It is best to seek legal advice in these circumstances. If a tenant abandons the premises, the landlord can take the tenant and his guarantor, if any, to Small Claims Court for unpaid rent for the remainder of the lease, or until such time as a replacement tenant is found. As well, a tenant may be liable for interest and the landlord’s costs in obtaining the amount owed.
Termination of Tenancy by Landlord
Your landlord cannot terminate the tenancy against your wishes unless he or she has grounds under the RTA and has given you the required notice. Your landlord must have a valid reason, as outlined in the RTA, for regaining possession of the property. Some of the grounds on which a landlord may give notice of termination are:
- Conversion of the premises to other than rental residential use
- Repairs or renovations so extensive as to require a building permit and vacant possession of the premises
- Demolition of the property
- The landlord, or a purchaser of the property from the landlord, genuinely requires the premises for their own occupancy or that of a marriage partner, or their children or parents
- The tenant has persistently failed to pay rent on the date it became due and payable
Some of the grounds on which a landlord may give notice of termination are:
- Non-payment of rent
- Undue damage to the premises
- Carrying on an illegal activity or business
- Conduct by the tenant (or another occupant of the unit or a person permitted in the building by the tenant) which substantially interferes with the reasonable enjoyment of the premises by the landlord or other tenants
What is Subletting?
Many tenants often try to sublet their units when they are away for the summer. Some rules to follow:
- You cannot charge the subtenant more rent than you pay the landlord
- When you sublet, you remain ultimately responsible to the landlord for your obligations under the original lease, and your rights under the lease return to you when the period of subletting is over
- Therefore, if a subtenant does not pay their rent or causes damage to the property, the tenant will have to pay the landlord and then chase the subtenant for reimbursement
- You need your landlord’s consent to sublet; however, the landlord may not “arbitrarily or unreasonably” withhold his or her consent
- The landlord can charge you for “reasonable out-of-pocket expenses” incurred in giving his consent to the subletting. You are entitled to an itemized list of such expenses and if you feel they are unreasonable, you may apply to the Landlord and Tenant Board to have the amount examined
- It is advisable to obtain the landlord’s written consent ahead of time
- It is always advisable for you to sign a sublet agreement with the subtenant. In the event that you ever have to sue a subtenant for unpaid rent, a written agreement will provide proof of your arrangements
Assigning the Lease
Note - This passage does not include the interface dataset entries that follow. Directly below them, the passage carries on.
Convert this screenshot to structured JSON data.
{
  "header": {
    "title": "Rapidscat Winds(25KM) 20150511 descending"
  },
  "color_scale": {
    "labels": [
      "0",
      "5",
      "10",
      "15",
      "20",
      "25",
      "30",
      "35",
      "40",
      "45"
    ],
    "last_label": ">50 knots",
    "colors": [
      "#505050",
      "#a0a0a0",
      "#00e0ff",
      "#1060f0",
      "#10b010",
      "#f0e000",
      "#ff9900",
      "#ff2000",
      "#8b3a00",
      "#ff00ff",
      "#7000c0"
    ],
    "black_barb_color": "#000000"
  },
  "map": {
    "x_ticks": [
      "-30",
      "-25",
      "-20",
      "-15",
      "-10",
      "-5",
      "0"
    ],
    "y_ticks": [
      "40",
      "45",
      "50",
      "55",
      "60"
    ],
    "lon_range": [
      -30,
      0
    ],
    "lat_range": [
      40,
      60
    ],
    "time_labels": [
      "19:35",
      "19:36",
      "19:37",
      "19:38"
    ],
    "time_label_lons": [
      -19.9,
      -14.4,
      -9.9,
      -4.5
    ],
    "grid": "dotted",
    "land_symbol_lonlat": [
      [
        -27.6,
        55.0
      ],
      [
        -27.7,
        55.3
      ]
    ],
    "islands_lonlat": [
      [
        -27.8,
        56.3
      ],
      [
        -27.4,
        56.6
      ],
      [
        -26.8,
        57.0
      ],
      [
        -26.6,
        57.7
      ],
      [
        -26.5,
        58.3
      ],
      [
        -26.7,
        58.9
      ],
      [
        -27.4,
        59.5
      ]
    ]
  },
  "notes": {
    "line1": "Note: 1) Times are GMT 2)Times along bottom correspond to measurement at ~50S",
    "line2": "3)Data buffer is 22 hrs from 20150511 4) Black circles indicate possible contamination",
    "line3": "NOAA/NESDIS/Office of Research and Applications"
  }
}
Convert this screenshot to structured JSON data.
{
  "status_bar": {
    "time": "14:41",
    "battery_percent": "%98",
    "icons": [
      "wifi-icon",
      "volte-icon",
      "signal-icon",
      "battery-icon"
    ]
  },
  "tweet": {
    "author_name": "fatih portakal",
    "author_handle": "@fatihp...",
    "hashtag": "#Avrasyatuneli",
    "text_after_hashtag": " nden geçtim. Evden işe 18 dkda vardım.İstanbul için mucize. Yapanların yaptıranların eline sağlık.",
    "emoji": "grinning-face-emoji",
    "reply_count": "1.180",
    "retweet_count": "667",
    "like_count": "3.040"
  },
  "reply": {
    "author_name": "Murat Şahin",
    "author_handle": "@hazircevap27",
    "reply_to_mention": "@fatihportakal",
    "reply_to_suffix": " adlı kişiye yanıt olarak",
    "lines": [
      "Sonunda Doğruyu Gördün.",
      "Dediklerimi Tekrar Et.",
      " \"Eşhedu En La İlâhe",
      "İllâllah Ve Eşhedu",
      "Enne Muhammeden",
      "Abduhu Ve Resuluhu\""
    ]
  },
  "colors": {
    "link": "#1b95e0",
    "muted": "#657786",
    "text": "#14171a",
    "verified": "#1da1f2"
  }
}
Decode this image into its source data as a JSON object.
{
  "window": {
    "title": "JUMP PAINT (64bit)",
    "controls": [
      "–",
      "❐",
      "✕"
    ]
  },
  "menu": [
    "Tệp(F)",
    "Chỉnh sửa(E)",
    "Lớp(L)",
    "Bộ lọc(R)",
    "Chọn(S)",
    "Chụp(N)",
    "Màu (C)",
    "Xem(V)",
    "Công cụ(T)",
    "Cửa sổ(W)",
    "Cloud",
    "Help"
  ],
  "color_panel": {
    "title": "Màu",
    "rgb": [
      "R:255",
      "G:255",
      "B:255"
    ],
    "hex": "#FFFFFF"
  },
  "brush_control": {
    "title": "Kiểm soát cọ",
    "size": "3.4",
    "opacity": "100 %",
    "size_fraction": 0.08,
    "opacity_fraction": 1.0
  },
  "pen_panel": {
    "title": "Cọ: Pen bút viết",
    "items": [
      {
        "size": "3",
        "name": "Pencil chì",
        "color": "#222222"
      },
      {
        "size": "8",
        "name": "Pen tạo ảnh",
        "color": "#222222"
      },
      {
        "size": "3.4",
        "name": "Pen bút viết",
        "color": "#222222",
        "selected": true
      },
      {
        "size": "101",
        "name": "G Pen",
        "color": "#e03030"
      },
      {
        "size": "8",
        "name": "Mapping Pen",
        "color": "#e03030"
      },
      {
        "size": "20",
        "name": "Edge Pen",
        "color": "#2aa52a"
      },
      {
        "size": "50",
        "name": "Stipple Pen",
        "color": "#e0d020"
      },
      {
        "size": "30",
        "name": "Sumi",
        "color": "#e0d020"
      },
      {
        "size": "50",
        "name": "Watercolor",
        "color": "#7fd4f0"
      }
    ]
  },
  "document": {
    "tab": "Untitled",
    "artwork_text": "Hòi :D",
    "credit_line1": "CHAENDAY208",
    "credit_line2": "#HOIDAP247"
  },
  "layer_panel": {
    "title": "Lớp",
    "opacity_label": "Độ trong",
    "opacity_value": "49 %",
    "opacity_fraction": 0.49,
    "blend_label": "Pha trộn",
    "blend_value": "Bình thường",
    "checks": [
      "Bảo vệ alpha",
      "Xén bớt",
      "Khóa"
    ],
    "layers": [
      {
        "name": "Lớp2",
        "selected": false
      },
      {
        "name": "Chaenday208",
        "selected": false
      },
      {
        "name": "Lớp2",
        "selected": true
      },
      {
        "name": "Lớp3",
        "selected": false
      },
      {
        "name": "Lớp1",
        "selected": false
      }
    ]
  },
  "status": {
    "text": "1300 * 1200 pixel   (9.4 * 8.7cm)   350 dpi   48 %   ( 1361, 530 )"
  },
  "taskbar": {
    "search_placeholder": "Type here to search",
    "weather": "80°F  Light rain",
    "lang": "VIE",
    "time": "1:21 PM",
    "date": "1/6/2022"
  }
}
When you assign your tenancy, you transfer all of your future rights and obligations under the original lease agreement to the new tenant. A tenant must have their landlord’s consent to assign a lease. A landlord may permit assignments but reject a particular assignee, as long as they are not acting arbitrarily or unreasonably. A tenant may have the right to terminate a lease (with proper notice) if a landlord refuses to allow assignment. If you assign a lease without the consent of the landlord, the landlord may negotiate a new tenancy agreement with the person now occupying the residence. It is best to obtain legal advice in these circumstances.